Rise of the platform era: The next chapter in construction technology
It’s been a decade since construction players began embracing digital solutions. In the early- to mid-2010s, thousands of new market entrants offered point solutions that served existing use cases or, in some instances, created new ones. The first widely adopted construction point solutions addressed basic needs; for example, improving design capabilities or digitizing paper-based information. By the second half of the decade, industry players spurred by end-customer feedback about their difficulty integrating point solutions began expanding their product portfolios to create suites of integrated solutions.
While the construction technology industry is still filled with players offering point solutions or limited suites, our latest annual effort to map and understand the construction technology landscape reveals that the industry is moving toward platforms and predicts that a combination of multiple platforms will coexist in the space. As the global COVID-19 pandemic forces many construction players to digitize and use technology to ensure the safety of their workers and boost productivity, this dynamic will likely only continue to accelerate. There are significant opportunities to create value for both strategic and financial investors that are evaluating consolidation plays.
The continuing pandemic has also had an impact on the construction technology industry. As thousands of health professionals heroically battle the COVID-19 virus, construction industry leaders are also charting a path toward keeping their employees, contractors, and end users safe. Indeed, the bulk of short- and long-term pandemic-driven construction industry issues will be solved with technology.

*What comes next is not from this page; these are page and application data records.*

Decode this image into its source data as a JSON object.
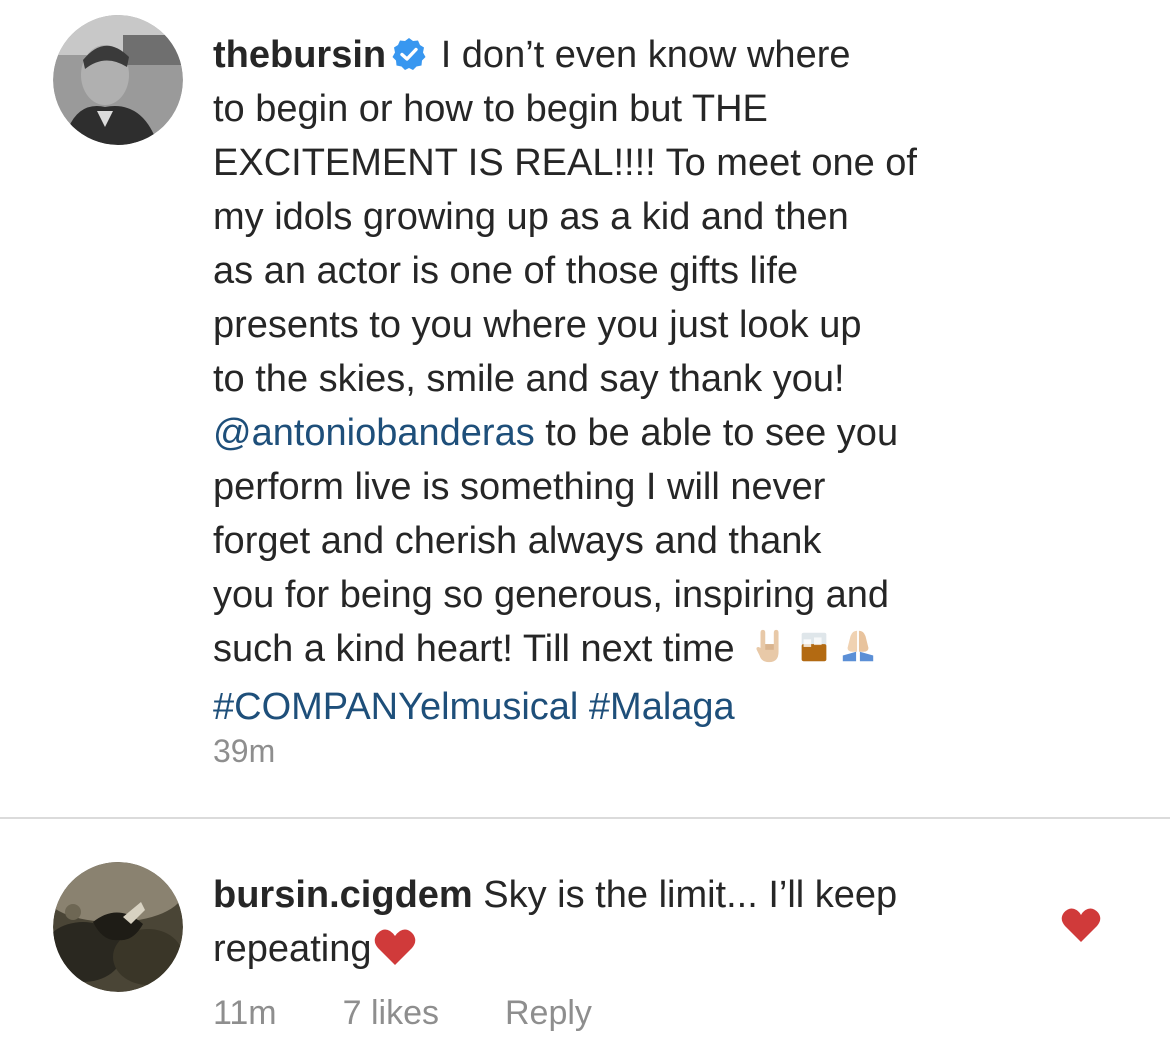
{
  "caption": {
    "username": "thebursin",
    "verified_icon": "verified-badge-icon",
    "lines": {
      "l1": "I don’t even know where",
      "l2": "to begin or how to begin but THE",
      "l3": "EXCITEMENT IS REAL!!!! To meet one of",
      "l4": "my idols growing up as a kid and then",
      "l5": "as an actor is one of those gifts life",
      "l6": "presents to you where you just look up",
      "l7": "to the skies, smile and say thank you!",
      "l8_mention": "@antoniobanderas",
      "l8_rest": " to be able to see you",
      "l9": "perform live is something I will never",
      "l10": "forget and cherish always and thank",
      "l11": "you for being so generous, inspiring and",
      "l12": "such a kind heart! Till next time",
      "hashtag1": "#COMPANYelmusical",
      "hashtag2": "#Malaga"
    },
    "emojis": [
      "rock-hand-emoji-icon",
      "whiskey-glass-emoji-icon",
      "praying-hands-emoji-icon"
    ],
    "timestamp": "39m"
  },
  "comment": {
    "username": "bursin.cigdem",
    "text_line1": "Sky is the limit... I’ll keep",
    "text_line2": "repeating",
    "inline_icon": "red-heart-emoji-icon",
    "time": "11m",
    "likes": "7 likes",
    "reply": "Reply",
    "like_icon": "heart-icon"
  },
  "colors": {
    "text": "#262626",
    "secondary": "#8e8e8e",
    "link": "#1e4f7a",
    "verified": "#3897f0",
    "heart": "#d03a3a"
  }
}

Top construction companies were already investing heavily in technology prepandemic. By necessity, contractors, architects, engineers, and suppliers have quickly shifted to working and collaborating digitally from video-call site meetings to filling digital orders. While there has already been a rapid increase in collaboration technology uptake, the pandemic has also triggered a painful shakeout. Many contractors are seeing shrinking backlogs and more competitive bidding environments, which have analogously impacted the construction tech industry. Construction tech players have been forced to lay off employees and cut costs to manage cash flow. Continued uncertainty on recovery timelines and the risk of virus resurgence could drive an additional wave of bankruptcies among smaller players, further accelerating the trend toward industry consolidation.
Taking the good with the bad, we expect that the continuing COVID-19 pandemic will drive a net acceleration in the use of technology and the construction industry will continue its transformation from a highly complex, fragmented, and project-based industry to a more standardized, consolidated, and integrated one.

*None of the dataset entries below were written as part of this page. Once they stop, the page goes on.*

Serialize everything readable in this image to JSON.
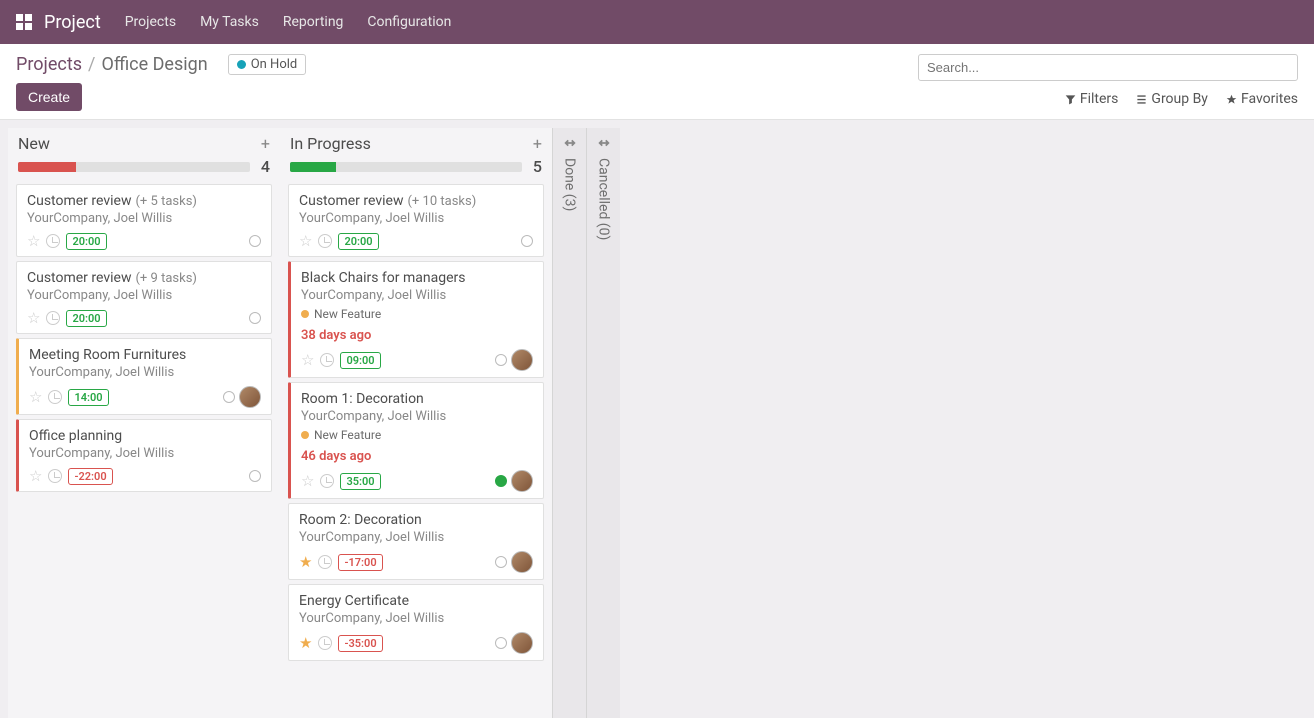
{
  "topbar": {
    "app_name": "Project",
    "menu": [
      "Projects",
      "My Tasks",
      "Reporting",
      "Configuration"
    ]
  },
  "breadcrumb": {
    "root": "Projects",
    "current": "Office Design"
  },
  "status": {
    "label": "On Hold",
    "color": "#17a2b8"
  },
  "buttons": {
    "create": "Create"
  },
  "search": {
    "placeholder": "Search..."
  },
  "filters": {
    "filters": "Filters",
    "groupby": "Group By",
    "favorites": "Favorites"
  },
  "columns": [
    {
      "title": "New",
      "count": "4",
      "progress": [
        {
          "color": "#d9534f",
          "pct": 25
        }
      ],
      "cards": [
        {
          "title": "Customer review",
          "sub": "(+ 5 tasks)",
          "company": "YourCompany, Joel Willis",
          "time": "20:00",
          "time_neg": false,
          "star": false,
          "kstate": "blank",
          "avatar": false
        },
        {
          "title": "Customer review",
          "sub": "(+ 9 tasks)",
          "company": "YourCompany, Joel Willis",
          "time": "20:00",
          "time_neg": false,
          "star": false,
          "kstate": "blank",
          "avatar": false
        },
        {
          "title": "Meeting Room Furnitures",
          "company": "YourCompany, Joel Willis",
          "time": "14:00",
          "time_neg": false,
          "star": false,
          "kstate": "blank",
          "avatar": true,
          "stripe": "yellow"
        },
        {
          "title": "Office planning",
          "company": "YourCompany, Joel Willis",
          "time": "-22:00",
          "time_neg": true,
          "star": false,
          "kstate": "blank",
          "avatar": false,
          "stripe": "red"
        }
      ]
    },
    {
      "title": "In Progress",
      "count": "5",
      "progress": [
        {
          "color": "#28a745",
          "pct": 20
        }
      ],
      "cards": [
        {
          "title": "Customer review",
          "sub": "(+ 10 tasks)",
          "company": "YourCompany, Joel Willis",
          "time": "20:00",
          "time_neg": false,
          "star": false,
          "kstate": "blank",
          "avatar": false
        },
        {
          "title": "Black Chairs for managers",
          "company": "YourCompany, Joel Willis",
          "tag": "New Feature",
          "overdue": "38 days ago",
          "time": "09:00",
          "time_neg": false,
          "star": false,
          "kstate": "blank",
          "avatar": true,
          "stripe": "red"
        },
        {
          "title": "Room 1: Decoration",
          "company": "YourCompany, Joel Willis",
          "tag": "New Feature",
          "overdue": "46 days ago",
          "time": "35:00",
          "time_neg": false,
          "star": false,
          "kstate": "green",
          "avatar": true,
          "stripe": "red"
        },
        {
          "title": "Room 2: Decoration",
          "company": "YourCompany, Joel Willis",
          "time": "-17:00",
          "time_neg": true,
          "star": true,
          "kstate": "blank",
          "avatar": true
        },
        {
          "title": "Energy Certificate",
          "company": "YourCompany, Joel Willis",
          "time": "-35:00",
          "time_neg": true,
          "star": true,
          "kstate": "blank",
          "avatar": true
        }
      ]
    }
  ],
  "folded": [
    {
      "label": "Done (3)"
    },
    {
      "label": "Cancelled (0)"
    }
  ]
}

Construction tech in the platform era
In 2018, we first assembled multiple data sets and employed advanced analytics to map the global construction technology industry ecosystem. We recently refreshed our analysis and found that the largest clusters of use cases include 3-D printing, modularization, and robotics; digital-twin technology; artificial intelligence (AI) and analytics; and supply-chain optimization and marketplaces.

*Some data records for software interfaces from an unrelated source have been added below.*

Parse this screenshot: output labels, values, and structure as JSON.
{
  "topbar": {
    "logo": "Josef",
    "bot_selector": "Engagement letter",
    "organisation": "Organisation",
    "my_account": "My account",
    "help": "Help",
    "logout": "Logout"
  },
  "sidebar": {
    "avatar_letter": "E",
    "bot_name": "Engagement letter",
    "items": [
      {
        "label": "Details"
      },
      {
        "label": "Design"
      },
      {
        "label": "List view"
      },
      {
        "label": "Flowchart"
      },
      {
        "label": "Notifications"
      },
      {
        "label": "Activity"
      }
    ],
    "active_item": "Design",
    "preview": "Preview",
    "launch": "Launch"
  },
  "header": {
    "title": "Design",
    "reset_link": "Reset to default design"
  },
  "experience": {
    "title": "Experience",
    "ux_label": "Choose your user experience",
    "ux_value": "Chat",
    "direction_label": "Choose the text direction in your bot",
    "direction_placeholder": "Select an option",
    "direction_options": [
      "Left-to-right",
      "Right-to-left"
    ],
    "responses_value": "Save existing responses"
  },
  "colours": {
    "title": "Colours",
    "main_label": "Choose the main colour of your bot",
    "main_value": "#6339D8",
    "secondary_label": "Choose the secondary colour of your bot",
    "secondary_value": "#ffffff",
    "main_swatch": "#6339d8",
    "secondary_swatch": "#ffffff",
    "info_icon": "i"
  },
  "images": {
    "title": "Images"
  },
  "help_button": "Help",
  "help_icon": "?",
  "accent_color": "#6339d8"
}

These investment trends, coupled with end users’ frustration with integrating the proverbial sea of point solutions, have driven a clear shift toward the development and launch of integrated platforms rather than point solutions. We define platforms as technologies that enable visibility into management of business or operations processes through native capabilities and seamless integration with other technologies to aggregate data and process control in a single place. Currently, 20 percent of companies offer solution suites addressing more than five use cases, compared with just 13 percent in 2017.
Platforms are attractive because of their ability to increase customer stickiness compared with point solutions. The more features and interfaces with other tools offered, the higher the likelihood the platform will become critical to day-to-day operations for customers’ businesses, increasing switching costs and boosting profitability through both reduced churn and increased pricing leverage. From an industry perspective, the growth in platforms implies that large companies will need to continue to scale to remain competitive, while smaller companies offering point solutions will need to simultaneously consider their integration with the broader ecosystem in addition to the core value proposition of their technology. Failure to account for these trends could adversely affect revenue growth and, more broadly, competitive positioning in the market.
There is compelling economic logic for platforms, and we see many other industries moving in this direction. This does not, however, signal the end of point solutions. Even among platform competitors, there remains space for multiple winners in the broader construction technology market. Most of the existing platforms have grown from a core foothold in a given customer segment such as general contractors and architects, or a project phase such as construction execution or design and engineering. As winners emerge in each of these focus areas, other competitors looking for growth will either need to cross segments and compete against a different incumbent platform on that incumbent’s “home turf” or create the capability to easily integrate across multiple platforms. Given that the most successful incumbent platforms are owned by some of the industry’s largest and most well-capitalized technology firms, we believe the most likely outcome will be the continued growth of multiple, interconnected platforms in the future.
Construction technology is still a heavily fragmented, point-solutions-driven market with ample opportunity for integration plays that create either new platforms or attractive component acquisition targets for growing incumbent platforms. This fragmentation is more evident when analyzing construction tech offerings across the project life cycle. The construction and commissioning phase continues to be the most active, with twice the investment activity and more active players than other phases. Preconstruction and “overarching technologies,” which include advanced technological applications such as AI, robotics, and advanced visualization, were the next largest.